Tony Judt was born in London in 1948. He was educated at Cambridge and the École Normale Supérieure, Paris and has taught at Cambridge, Oxford, Berkeley, and New York University, where he is currently the Erich Maria Remarque Professor of European Studies and Director of the Remarque Institute, which he founded in 1995. The author of eleven books, he is a frequent contributor to the New York Review of Books, the Times Literary Supplement, the New Republic, the New York Times and many other journals in Europe and the US.
Postwar (William Heinemann)

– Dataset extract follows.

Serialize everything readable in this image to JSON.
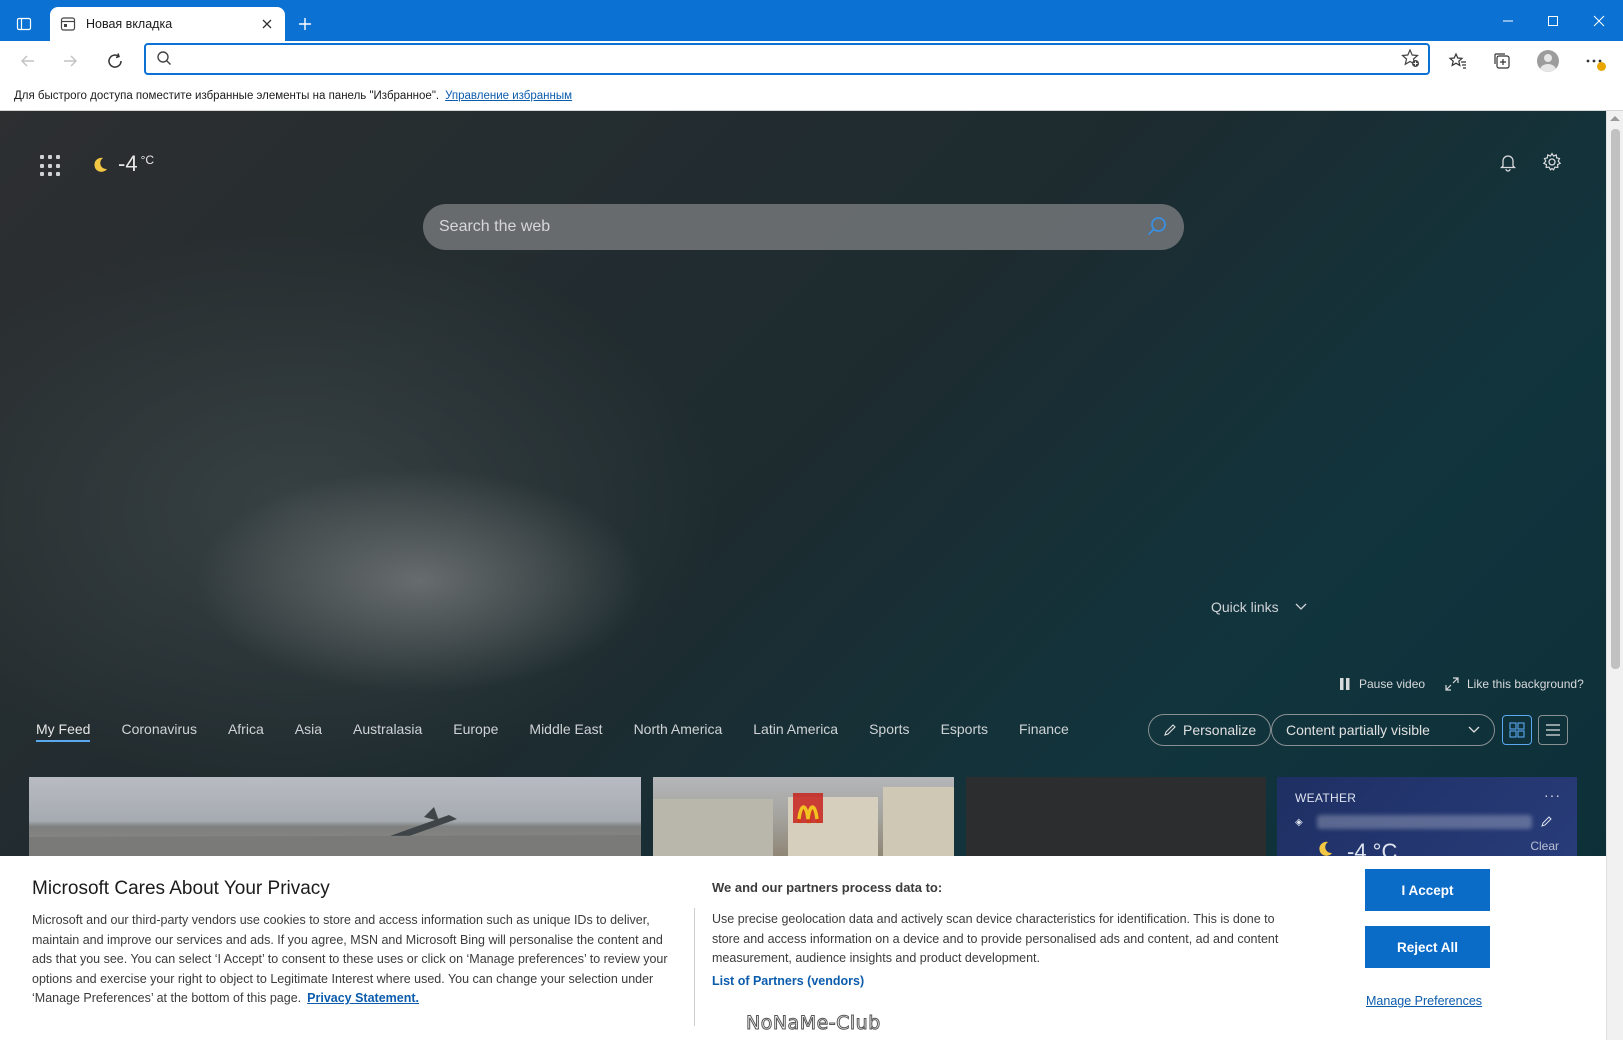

From Stalin to Sartre, from Milosevic to Monty Python, from Berlusconi and baby-boomers to Bardot and Beckham, Postwar] tells the histories of modern Europe, cultural, political, economic and social, from the end of WWII to the enlargement of the EU and the election of Benedict XVI. Tony Judt has drawn on forty years of reading and writing about modern Europe to create a rich account of the continent’s recent past. Postwar integrates international relations, domestic politics, ideas, social change, economic development and culture – high and low – into a single narrative.